|Fufu||Butanoic, propionic, acetic||71|
|Fufu||Acetic, propionic, butyric||72|
|Farinha||Oxalic, malic, citric, succinic, lactic||69|
|Fermented||Propionic, butyric, acetic, formic, succinic, lactic||73|
|Fermenting Mash||Lactic, formic||14|
|Sour starch||Lactic, Acetic, butyric||74|
The flavoring constituents in gari and farinha have been quantified by GLC.69 The organic acids were found to be the most important flavoring constituent in gari. Lactic acid was present in gari but negligible in farinha. Another interesting observation was the presence of a large amount of oxalic acid in farinha when compared with gari. The presence of succinic acid in detectable levels in both products suggested that it is a fermentation product. The compounds constituting the odour components were similar for both gari and farinha, but pyrazone peaks from gari were larger and more numerous. These might have been formed by Maillard reaction between the amino acids and sugars. Another compound found only in gari was Stachene. A number of aldehydes, ketones and alcohols were identified in both gari and farinha. Furfural, 3-Methylbutan-1-al,trans-trans and trans-cis isomers of deca2, 4-dienal, and nonalol were present only in gari.
Butanoic acid production during fufu fermentation was considered to be responsible for yhe objectionable odour.71 In fufu, nearly equal quantities of acetic, butyric, and isobutyric acids were detected.15 The main organic acids in farinha were oxalic, malic, and citric acid is attributed to the action of Corynebacterium.
Oxalate reportedly present to an extent of 3.2% in cassava tubers was reduced to 1.2% during Lafun preparation.38 In fufu and chickwangue, ethanol, lactate, butyrate, acetate, and propionate were produced in that order of importance and whereas butyrate and acetate gradually increased throughout the fermentation, lactate, propionate, and ethanol reached their maximum on the second and third day of fermentation and then decreased.70 The high content of butyrate in Chickwangue and fufu may be responsible for the characteristic flavor.
The changes in fatty acids during production of fermented cassava meal have been elaborated.75 The fatty acids present in cassava eal viz. linoleic, linolenic, palmitoleic, stearic, myristric, pentadecanoic, heptadecanoic, nonadecanoic acids underwent a substantial increase in the absolute quantities, except linolenic acid. The saturated fatty acids such as stearic acid and pentadecanoic acid were enhanced, while unsaturated ones such as linolenic and palmitolenic acids were reduced.
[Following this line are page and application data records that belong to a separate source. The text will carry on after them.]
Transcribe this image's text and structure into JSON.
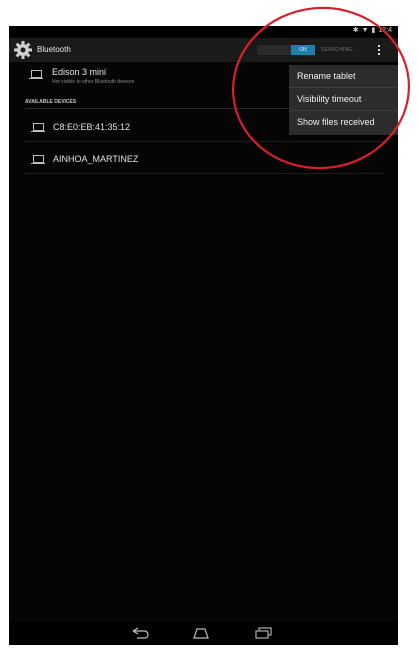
{
  "status_bar": {
    "time": "12:4",
    "icons": [
      "bluetooth-icon",
      "wifi-icon",
      "battery-icon"
    ]
  },
  "action_bar": {
    "title": "Bluetooth",
    "toggle_label": "ON",
    "searching_label": "SEARCHING..."
  },
  "paired_device": {
    "name": "Edison 3 mini",
    "subtitle": "Not visible to other Bluetooth devices"
  },
  "available_section": {
    "header": "AVAILABLE DEVICES",
    "devices": [
      {
        "name": "C8:E0:EB:41:35:12"
      },
      {
        "name": "AINHOA_MARTINEZ"
      }
    ]
  },
  "overflow_menu": {
    "items": [
      {
        "label": "Rename tablet"
      },
      {
        "label": "Visibility timeout"
      },
      {
        "label": "Show files received"
      }
    ]
  },
  "nav_bar": {
    "buttons": [
      "back-icon",
      "home-icon",
      "recent-apps-icon"
    ]
  },
  "colors": {
    "accent": "#1e7fa8",
    "annotation": "#d8202a",
    "background": "#050505"
  }
}
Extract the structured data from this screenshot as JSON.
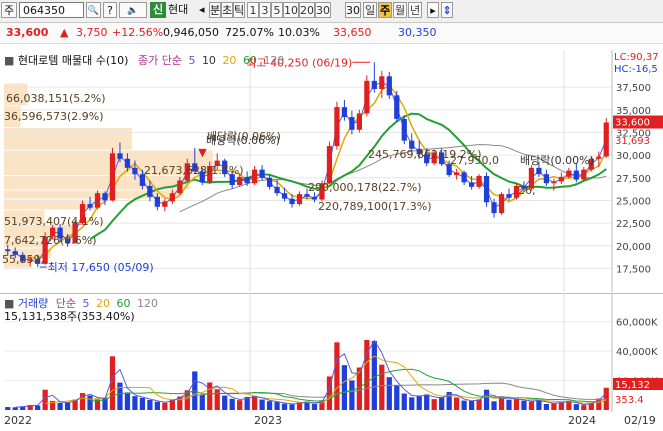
{
  "toolbar": {
    "market": "주",
    "code": "064350",
    "search_glyph": "🔍",
    "ask_glyph": "?",
    "sound_glyph": "🔈",
    "new_badge": "신",
    "name": "현대",
    "prev_glyph": "◂",
    "tick_label": "분",
    "tick_label2": "초",
    "tick_label3": "틱",
    "periods": [
      "1",
      "3",
      "5",
      "10",
      "20",
      "30"
    ],
    "count": "30",
    "views": [
      "일",
      "주",
      "월",
      "년"
    ],
    "selected_view": "주",
    "end_glyph": "▸"
  },
  "price": {
    "current": "33,600",
    "change_arrow": "▲",
    "change": "3,750",
    "change_pct": "+12.56%",
    "volume": "0,946,050",
    "volume_ratio": "725.07%",
    "turnover": "10.03%",
    "high": "33,650",
    "low": "30,350"
  },
  "colors": {
    "up": "#e02020",
    "down": "#1f3fd8",
    "ma5": "#5b5bd6",
    "ma20": "#e0a800",
    "ma60": "#22a032",
    "ma120": "#888888"
  },
  "legend": {
    "title": "현대로템 매물대 수(10)",
    "indicator": "종가 단순",
    "ma": [
      "5",
      "10",
      "20",
      "60",
      "120"
    ],
    "lc": "LC:90,37",
    "hc": "HC:-16,5"
  },
  "price_axis": [
    "37,500",
    "35,000",
    "32,500",
    "30,000",
    "27,500",
    "25,000",
    "22,500",
    "20,000",
    "17,500"
  ],
  "price_tags": {
    "last": "33,600",
    "prev": "31,693"
  },
  "volume_profile": [
    "66,038,151(5.2%)",
    "36,596,573(2.9%)",
    "배당락(0.06%)",
    "21,673,628(1.7%)",
    "290,000,178(22.7%)",
    "220,789,100(17.3%)",
    "245,769,862(19.2%)",
    "27,950,0",
    "26,",
    "51,973,407(4.1%)",
    "7,642,726(0.6%)",
    "55,859,"
  ],
  "annotations": {
    "high": "최고 40,250 (06/19)",
    "low": "최저 17,650 (05/09)",
    "div1": "배당락(0.06%)",
    "div2": "배당락(0.00%)",
    "div_marker": "▼"
  },
  "volume_panel": {
    "title": "거래량",
    "indicator": "단순",
    "ma": [
      "5",
      "20",
      "60",
      "120"
    ],
    "info": "15,131,538주(353.40%)",
    "axis": [
      "60,000K",
      "40,000K",
      "20,000K"
    ],
    "tag_current": "15,132",
    "tag_ratio": "353.4"
  },
  "x_axis": [
    "2022",
    "2023",
    "2024",
    "02/19"
  ],
  "chart_data": {
    "type": "candlestick",
    "period": "weekly",
    "ylim": [
      16000,
      40500
    ],
    "ohlc": [
      [
        19600,
        20100,
        18900,
        19400
      ],
      [
        19400,
        19800,
        18600,
        19000
      ],
      [
        19000,
        19300,
        18100,
        18300
      ],
      [
        18300,
        18800,
        17700,
        18500
      ],
      [
        18500,
        19000,
        17650,
        18000
      ],
      [
        18000,
        21500,
        17900,
        21000
      ],
      [
        21000,
        22300,
        20700,
        22000
      ],
      [
        22000,
        22400,
        20400,
        20800
      ],
      [
        20800,
        21300,
        19900,
        20300
      ],
      [
        20300,
        22800,
        20200,
        22500
      ],
      [
        22500,
        25000,
        22300,
        24600
      ],
      [
        24600,
        25400,
        23900,
        24200
      ],
      [
        24200,
        26100,
        24000,
        25800
      ],
      [
        25800,
        26000,
        24500,
        25000
      ],
      [
        25000,
        30800,
        24900,
        30200
      ],
      [
        30200,
        31400,
        29200,
        29600
      ],
      [
        29600,
        30200,
        28200,
        28600
      ],
      [
        28600,
        29400,
        27300,
        27900
      ],
      [
        27900,
        28400,
        26200,
        26600
      ],
      [
        26600,
        27200,
        24900,
        25400
      ],
      [
        25400,
        25800,
        23900,
        24300
      ],
      [
        24300,
        25200,
        23800,
        24900
      ],
      [
        24900,
        26200,
        24600,
        25800
      ],
      [
        25800,
        27600,
        25600,
        27200
      ],
      [
        27200,
        29600,
        27000,
        29100
      ],
      [
        29100,
        30800,
        28600,
        28200
      ],
      [
        28200,
        28600,
        26700,
        27000
      ],
      [
        27000,
        29300,
        26800,
        28800
      ],
      [
        28800,
        30200,
        28400,
        29400
      ],
      [
        29400,
        29600,
        27600,
        27900
      ],
      [
        27900,
        28300,
        26300,
        26700
      ],
      [
        26700,
        28000,
        26500,
        27600
      ],
      [
        27600,
        28200,
        26600,
        26900
      ],
      [
        26900,
        28800,
        26700,
        28400
      ],
      [
        28400,
        28900,
        27200,
        27500
      ],
      [
        27500,
        27900,
        26200,
        26500
      ],
      [
        26500,
        27300,
        25500,
        25800
      ],
      [
        25800,
        26400,
        24900,
        25200
      ],
      [
        25200,
        25700,
        24200,
        24600
      ],
      [
        24600,
        26000,
        24400,
        25700
      ],
      [
        25700,
        26300,
        25100,
        25400
      ],
      [
        25400,
        25900,
        24800,
        25100
      ],
      [
        25100,
        27200,
        24900,
        26900
      ],
      [
        26900,
        31500,
        26800,
        31000
      ],
      [
        31000,
        35900,
        30600,
        35300
      ],
      [
        35300,
        36100,
        33800,
        34200
      ],
      [
        34200,
        34900,
        32300,
        32800
      ],
      [
        32800,
        35000,
        32500,
        34600
      ],
      [
        34600,
        38800,
        34300,
        38200
      ],
      [
        38200,
        40250,
        36900,
        37300
      ],
      [
        37300,
        39300,
        36300,
        38700
      ],
      [
        38700,
        39200,
        36200,
        36600
      ],
      [
        36600,
        37100,
        33600,
        34000
      ],
      [
        34000,
        34400,
        31200,
        31600
      ],
      [
        31600,
        32400,
        30300,
        30700
      ],
      [
        30700,
        31600,
        29600,
        30100
      ],
      [
        30100,
        30800,
        28800,
        29100
      ],
      [
        29100,
        30600,
        28900,
        30300
      ],
      [
        30300,
        30800,
        28800,
        29000
      ],
      [
        29000,
        29400,
        27600,
        27800
      ],
      [
        27800,
        28500,
        27300,
        28100
      ],
      [
        28100,
        28300,
        26700,
        27000
      ],
      [
        27000,
        27700,
        26200,
        26500
      ],
      [
        26500,
        27900,
        26300,
        27700
      ],
      [
        27700,
        28100,
        24300,
        24800
      ],
      [
        24800,
        25200,
        23100,
        23600
      ],
      [
        23600,
        25900,
        23400,
        25700
      ],
      [
        25700,
        26300,
        25000,
        25300
      ],
      [
        25300,
        26900,
        25100,
        26600
      ],
      [
        26600,
        27100,
        25900,
        26300
      ],
      [
        26300,
        28900,
        26100,
        28600
      ],
      [
        28600,
        29300,
        27600,
        27900
      ],
      [
        27900,
        28400,
        26600,
        26900
      ],
      [
        26900,
        27400,
        26100,
        27100
      ],
      [
        27100,
        28100,
        26800,
        27600
      ],
      [
        27600,
        28600,
        27400,
        28300
      ],
      [
        28300,
        29100,
        27000,
        27300
      ],
      [
        27300,
        28700,
        27100,
        28400
      ],
      [
        28400,
        29800,
        28200,
        29600
      ],
      [
        29600,
        30400,
        28700,
        29850
      ],
      [
        29850,
        34100,
        29700,
        33600
      ]
    ],
    "volume_k": [
      2000,
      1800,
      2500,
      3400,
      3100,
      13800,
      6200,
      4800,
      5200,
      7100,
      11500,
      9800,
      7200,
      8400,
      36500,
      18600,
      11200,
      9400,
      8200,
      6800,
      5600,
      4900,
      7400,
      9200,
      13400,
      26200,
      10400,
      18700,
      14100,
      9800,
      7600,
      6700,
      8800,
      9600,
      7100,
      6000,
      5400,
      4300,
      3800,
      5200,
      5700,
      4200,
      6600,
      22800,
      46000,
      30500,
      20100,
      28900,
      47600,
      46900,
      30800,
      22300,
      16800,
      11200,
      8600,
      9900,
      10600,
      7400,
      8800,
      12200,
      8500,
      6400,
      6100,
      7200,
      13800,
      5900,
      9300,
      7000,
      7800,
      6400,
      5700,
      7100,
      4100,
      4900,
      5300,
      6200,
      4000,
      3300,
      5100,
      7800,
      15132
    ]
  }
}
Studies on the development of flavor during fermentation revealed that ethanol might be contributing by forming esters with the organic acids, while acetaldehyde might not have a direct influence, as it is volatile.76 The presence of diacetyl is explained as due to the action of Streptococcus faecium (Table 12).
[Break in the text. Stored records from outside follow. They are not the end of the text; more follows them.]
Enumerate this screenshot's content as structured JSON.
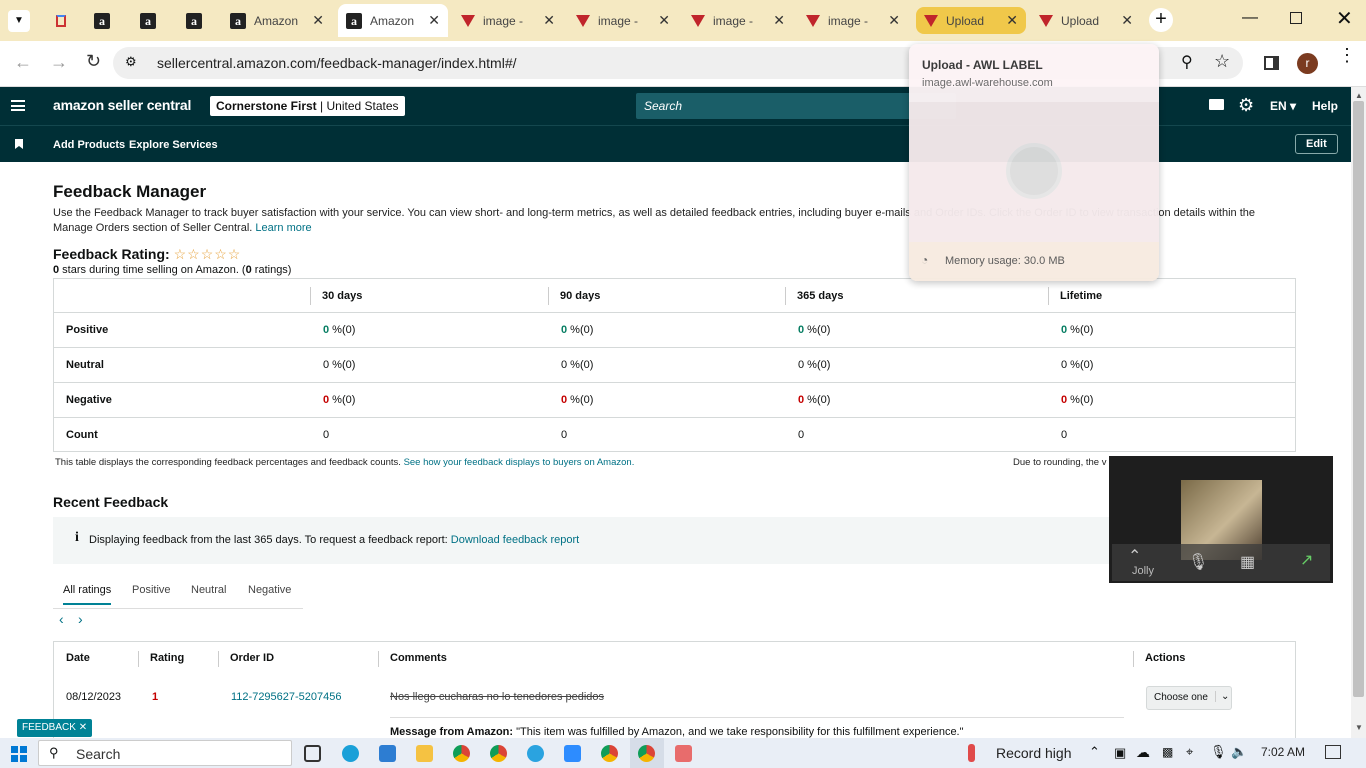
{
  "browser": {
    "tabs": [
      {
        "label": "",
        "icon": "gmail-icon"
      },
      {
        "label": "",
        "icon": "amazon-icon"
      },
      {
        "label": "",
        "icon": "amazon-icon"
      },
      {
        "label": "",
        "icon": "amazon-icon"
      },
      {
        "label": "Amazon",
        "icon": "amazon-icon"
      },
      {
        "label": "Amazon",
        "icon": "amazon-icon",
        "active": true
      },
      {
        "label": "image -",
        "icon": "awl-icon"
      },
      {
        "label": "image -",
        "icon": "awl-icon"
      },
      {
        "label": "image -",
        "icon": "awl-icon"
      },
      {
        "label": "image -",
        "icon": "awl-icon"
      },
      {
        "label": "Upload",
        "icon": "awl-icon",
        "highlighted": true
      },
      {
        "label": "Upload",
        "icon": "awl-icon"
      }
    ],
    "url": "sellercentral.amazon.com/feedback-manager/index.html#/",
    "profile_initial": "r"
  },
  "tab_preview": {
    "title": "Upload - AWL LABEL",
    "domain": "image.awl-warehouse.com",
    "memory": "Memory usage: 30.0 MB"
  },
  "seller_nav": {
    "logo": "amazon seller central",
    "store_name": "Cornerstone First",
    "store_region": "United States",
    "search_placeholder": "Search",
    "lang": "EN",
    "help": "Help",
    "links": [
      "Add Products",
      "Explore Services"
    ],
    "edit": "Edit"
  },
  "page": {
    "title": "Feedback Manager",
    "intro": "Use the Feedback Manager to track buyer satisfaction with your service. You can view short- and long-term metrics, as well as detailed feedback entries, including buyer e-mails and Order IDs. Click the Order ID to view transaction details within the Manage Orders section of Seller Central.",
    "learn_more": "Learn more",
    "rating_label": "Feedback Rating:",
    "rating_stars": 0,
    "rating_count_strong": "0",
    "rating_mid": " stars during time selling on Amazon. (",
    "rating_count2": "0",
    "rating_end": " ratings)"
  },
  "metrics": {
    "columns": [
      "30 days",
      "90 days",
      "365 days",
      "Lifetime"
    ],
    "rows": [
      {
        "label": "Positive",
        "cells": [
          [
            "0",
            " %(0)"
          ],
          [
            "0",
            " %(0)"
          ],
          [
            "0",
            " %(0)"
          ],
          [
            "0",
            " %(0)"
          ]
        ],
        "tone": "green"
      },
      {
        "label": "Neutral",
        "cells": [
          [
            "0",
            " %(0)"
          ],
          [
            "0",
            " %(0)"
          ],
          [
            "0",
            " %(0)"
          ],
          [
            "0",
            " %(0)"
          ]
        ],
        "tone": "plain"
      },
      {
        "label": "Negative",
        "cells": [
          [
            "0",
            " %(0)"
          ],
          [
            "0",
            " %(0)"
          ],
          [
            "0",
            " %(0)"
          ],
          [
            "0",
            " %(0)"
          ]
        ],
        "tone": "red"
      },
      {
        "label": "Count",
        "cells": [
          [
            "0",
            ""
          ],
          [
            "0",
            ""
          ],
          [
            "0",
            ""
          ],
          [
            "0",
            ""
          ]
        ],
        "tone": "count"
      }
    ],
    "footnote": "This table displays the corresponding feedback percentages and feedback counts.",
    "footnote_link": "See how your feedback displays to buyers on Amazon.",
    "rounding_note": "Due to rounding, the v"
  },
  "recent": {
    "title": "Recent Feedback",
    "info_text": "Displaying feedback from the last 365 days. To request a feedback report:",
    "info_link": "Download feedback report",
    "tabs": [
      "All ratings",
      "Positive",
      "Neutral",
      "Negative"
    ],
    "columns": [
      "Date",
      "Rating",
      "Order ID",
      "Comments",
      "Actions"
    ],
    "rows": [
      {
        "date": "08/12/2023",
        "rating": "1",
        "order_id": "112-7295627-5207456",
        "comment": "Nos llego cucharas no lo tenedores pedidos",
        "message_label": "Message from Amazon:",
        "message": "\"This item was fulfilled by Amazon, and we take responsibility for this fulfillment experience.\"",
        "action": "Choose one"
      }
    ]
  },
  "feedback_tab": "FEEDBACK",
  "video": {
    "name": "Jolly"
  },
  "taskbar": {
    "search": "Search",
    "weather": "Record high",
    "time": "7:02 AM"
  },
  "colors": {
    "nav": "#002f36",
    "link": "#007185",
    "positive": "#067d62",
    "negative": "#c40000",
    "tabbar": "#f5e9c2"
  }
}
Ampe et al. compared different conditions in a series of experiments and found that lactate was higher when inoculum was used.49 Although butyrate appeared to be important in fufuf quality, no correlation between the volatile fatty acids in the mash and fufu quality could be established. Varietal difference and root size had no effect on organic acid pattern, while peeling before retting reduced acetate production. Butyrate content increased slightly between 320C to 370C and the most suitable organism for butyrate production was Clostrodium butyricum. The lipid content in starch and flour extracted from tubers subjected to natural and inoculum provided fermentations was invariably reduced.67 It was also suggested that complexation of the souble amylase portion with the organic acids formed during fermentation modified the starch properties.72 Cereda has found that the amount of lactic acid in fermented cassava samples could be considered an index of the water absorption capacity.16